Wednesday, January 18, 2012

Wizardry Writing Wednesday #13 by Wizard Lexiconi -

Welcome back young scribes and toads. (Oh, and yes you dragons and trolls, as well.) 

I assume you have had ample time to come up with your story ideas. Whether short or long, every story must have a "stand-out" character. Nobody wants to read about how your dog slept all day, or how a mouse ran in his spinning wheel for an hour straight. Those characters must have a distinct personality and more important, they must have a problem to face and overcome. 

Once you have your character developed, now you will need to focus on your plot.  Check back over previous post to learn more on this topic. 

So, I will also assume that you have somewhat planned out your story. Listen up: NOT EVERYONE is good at plotting out a story. Plotting kills their inspiration. It's like opening the last few pages of a book or being told how a story ends. The thrill of discovery is gone and they can't write another word on it. 

If you are a "seat-of-the-pants" writer, then you will want to keep in mind the general direction that your story will take and a possibility on how it will end. 

This week, we will talk more about scenes. 
A scene is a small part of the over all story. Picture a scene in The Wizard of Oz, where Dorthy decides she will run away to protect her dog Toto. The scene starts with her crying on her bed. Toto returns. Then Dorthy is so glad to see him, but knows that hateful woman will come back for them if she doesn't do something. So Dorthy makes a choice and then we are taken into the next scene. 

Every scene has a motivator. This is something that happens that forces your characters to react. 

So, put simply, every scene in a story should contain a motivator and reaction. And each scene must make your story move forward.

Keeping this in mind will  help you as the writer to keep from putting in unnecessary scenes. If there is no motivator and no forced reaction from the character which moves the story forward, then you have done nothing more than create an information dump. 

Get rid of those. They make a story drag and cause readers to close your book. 

Look at your favorite books and try to mark where a scene begins and where it ends. Sometimes a scene is a whole chapter. Sometimes it's just a few paragraphs. 

This will help you to be able to see your own story in smaller scenes and will help you write tighter prose. 

Until next week--
Happy Writing, friends.
Let your imagination weave some wacky tales.
Wiz. Lexiconi, Sr. Mage 1st class: Fabulist extraordinaire.

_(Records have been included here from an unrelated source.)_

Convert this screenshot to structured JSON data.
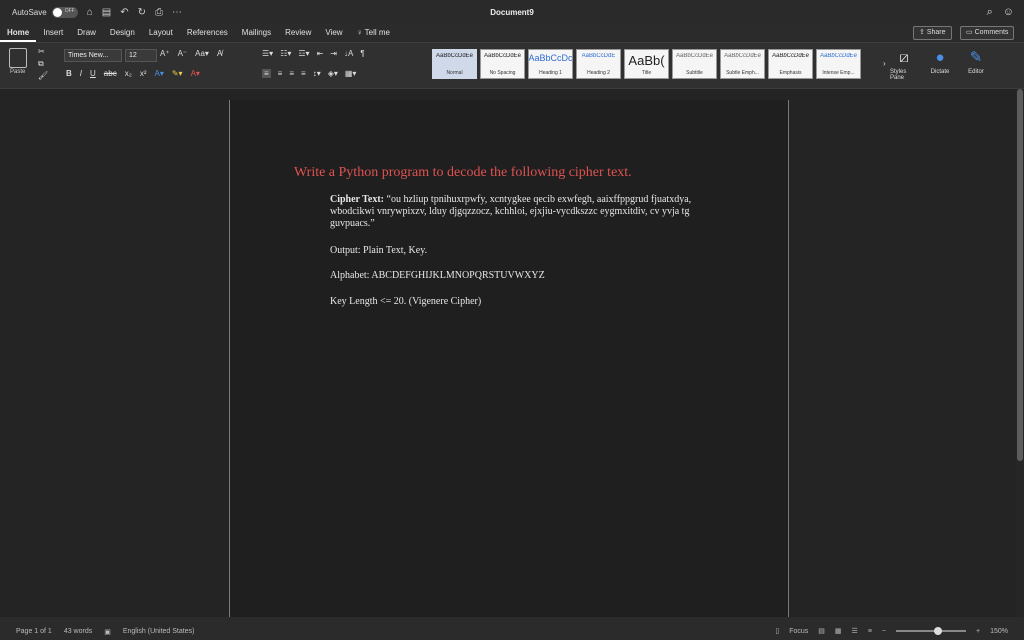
{
  "titlebar": {
    "autosave_label": "AutoSave",
    "autosave_state": "OFF",
    "document_title": "Document9"
  },
  "tabs": [
    {
      "label": "Home",
      "active": true
    },
    {
      "label": "Insert"
    },
    {
      "label": "Draw"
    },
    {
      "label": "Design"
    },
    {
      "label": "Layout"
    },
    {
      "label": "References"
    },
    {
      "label": "Mailings"
    },
    {
      "label": "Review"
    },
    {
      "label": "View"
    },
    {
      "label": "Tell me"
    }
  ],
  "header_buttons": {
    "share_label": "Share",
    "comments_label": "Comments"
  },
  "ribbon": {
    "paste_label": "Paste",
    "font_name": "Times New...",
    "font_size": "12",
    "styles": [
      {
        "sample": "AaBbCcDdEe",
        "name": "Normal"
      },
      {
        "sample": "AaBbCcDdEe",
        "name": "No Spacing"
      },
      {
        "sample": "AaBbCcDc",
        "name": "Heading 1"
      },
      {
        "sample": "AaBbCcDdE",
        "name": "Heading 2"
      },
      {
        "sample": "AaBb(",
        "name": "Title"
      },
      {
        "sample": "AaBbCcDdEe",
        "name": "Subtitle"
      },
      {
        "sample": "AaBbCcDdEe",
        "name": "Subtle Emph..."
      },
      {
        "sample": "AaBbCcDdEe",
        "name": "Emphasis"
      },
      {
        "sample": "AaBbCcDdEe",
        "name": "Intense Emp..."
      }
    ],
    "styles_pane_label": "Styles Pane",
    "dictate_label": "Dictate",
    "editor_label": "Editor"
  },
  "document": {
    "heading": "Write a Python program to decode the following cipher text.",
    "heading_color": "#e05252",
    "cipher_label": "Cipher Text:",
    "cipher_text": " “ou hzliup tpnihuxrpwfy, xcntygkee qecib exwfegh, aaixffppgrud fjuatxdya, wbodcikwi vnrywpixzv, lduy djgqzzocz, kchhloi, ejxjiu-vycdkszzc eygmxitdiv, cv yvja tg guvpuacs.”",
    "output_line": "Output: Plain Text, Key.",
    "alphabet_line": "Alphabet: ABCDEFGHIJKLMNOPQRSTUVWXYZ",
    "key_length_line": "Key Length <= 20. (Vigenere Cipher)"
  },
  "statusbar": {
    "page": "Page 1 of 1",
    "words": "43 words",
    "language": "English (United States)",
    "focus": "Focus",
    "zoom": "150%"
  }
}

Jenny Sulpizio said...

Love this post, Jackie. I think setting the scene for the reader can be really tricky. You want to be detailed, but not too detailed. You want to provide the reader with the opportunity to imagine-balance between describing too much is a delicate one for sure.

Great post!

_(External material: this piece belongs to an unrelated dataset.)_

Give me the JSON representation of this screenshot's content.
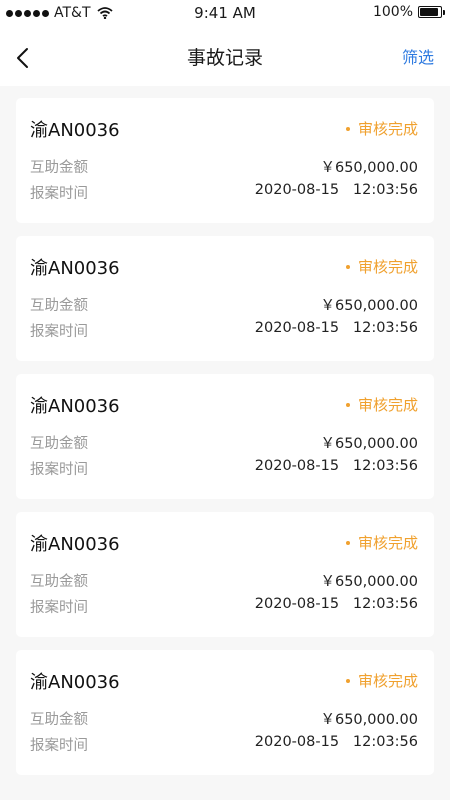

Julie Hedlund said...

Great post! Every scene is like a mini-book.

Jackie Castle said...

You are exactly right, Jenny. And each scene needs to have a purpose. It either needs to move the plot forward, or show something important about your characters.

Jackie Castle said...

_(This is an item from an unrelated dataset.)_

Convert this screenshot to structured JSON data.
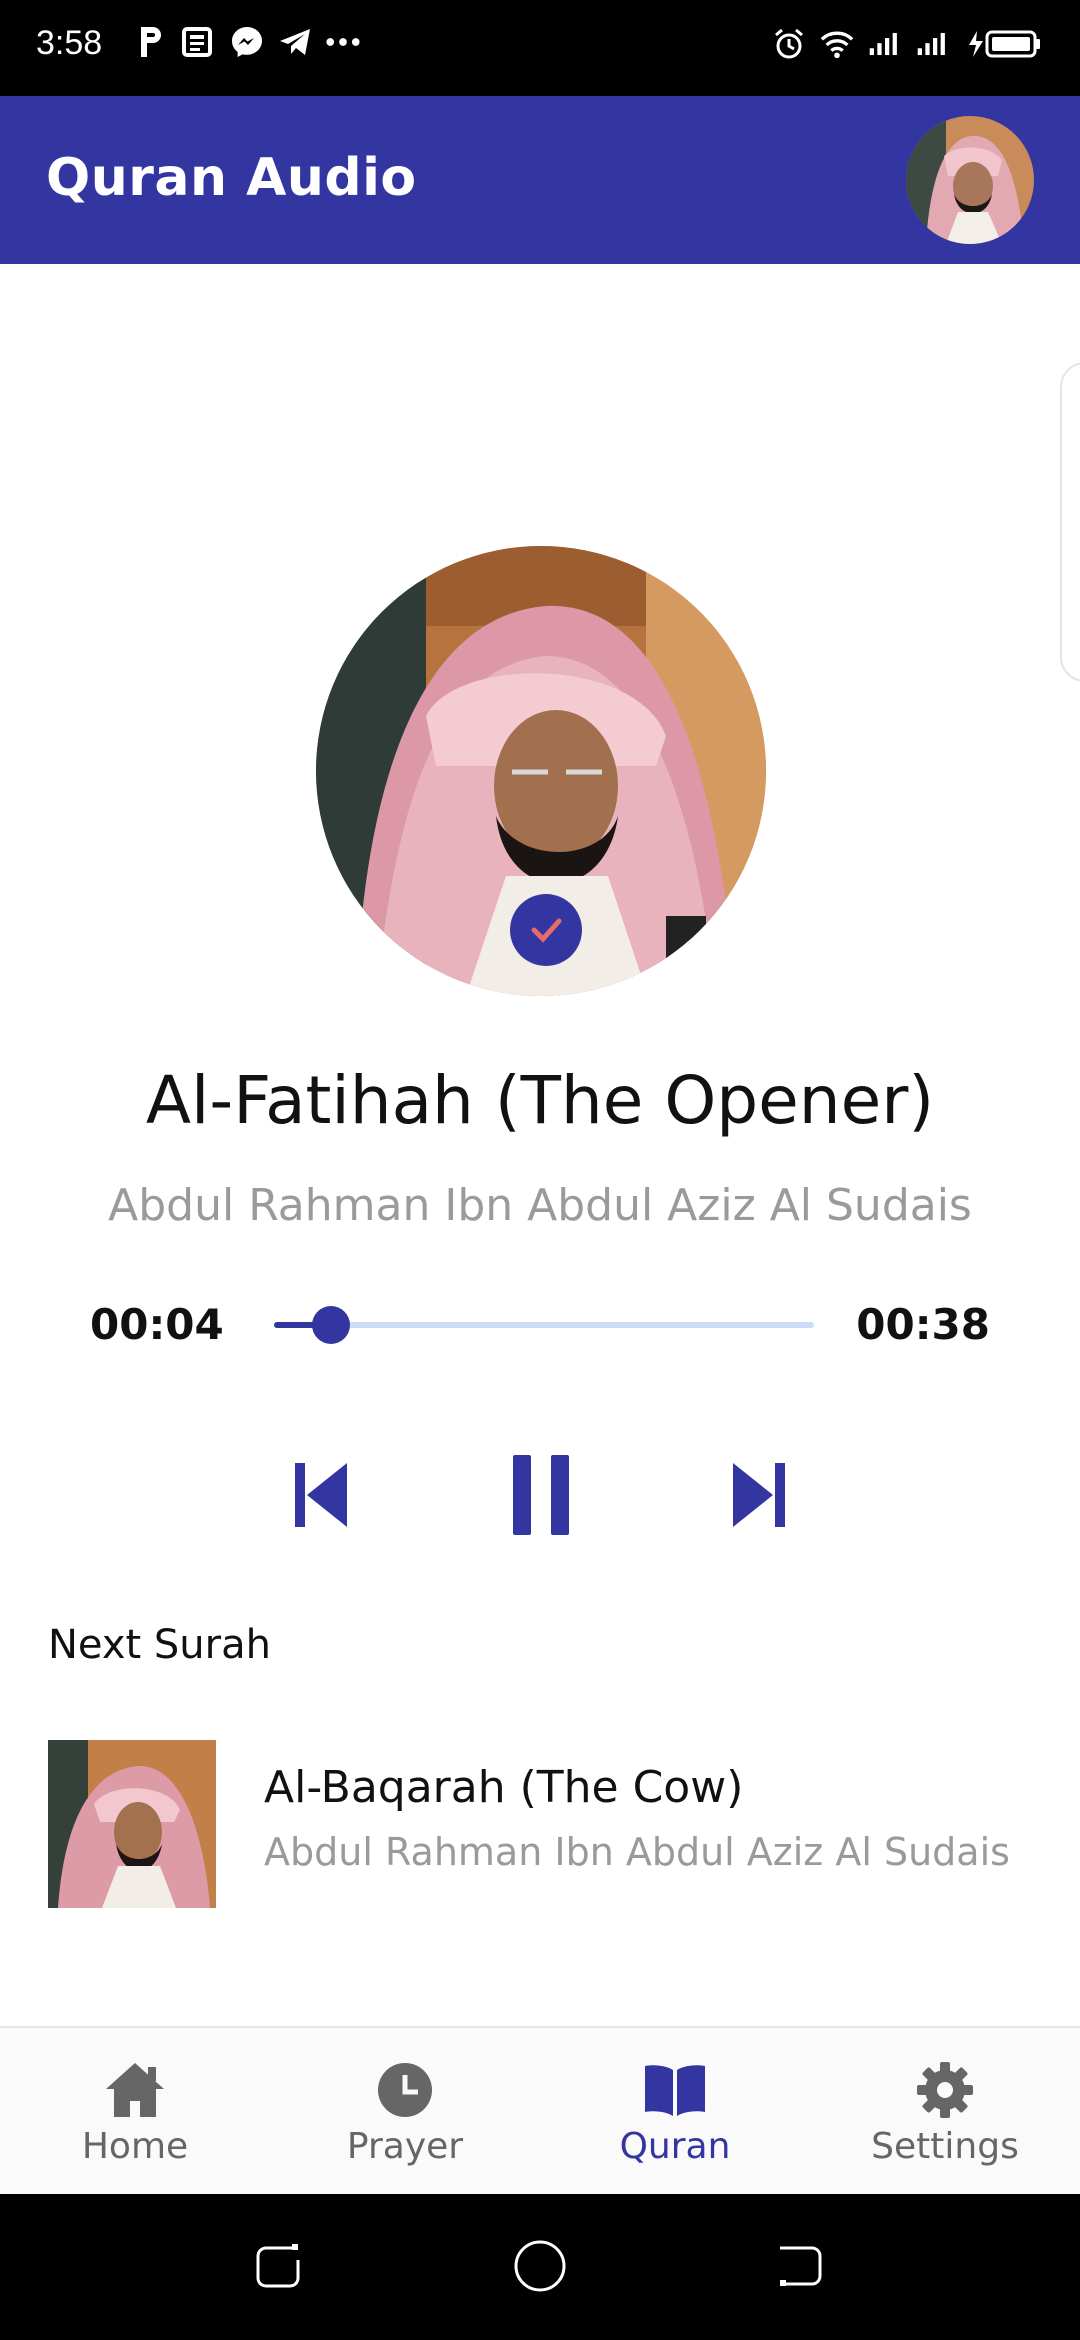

Thanks Julie. When I'm writing a book, sometimes snippets of scenes will come to me. So I write down those thoughts on a note card and put them into one of those small card files, like for recipe cards. It keeps my mind free to continue brainstorming, I don't lose those possibly great scenes, and eventually, I organize them into a complete story and this makes the writing process much easier.

Lee Wind, M.Ed. said...

Fun - I liked your breakdown of what happens in a scene. And thanks as well for participating in the 2012 Comment Challenge!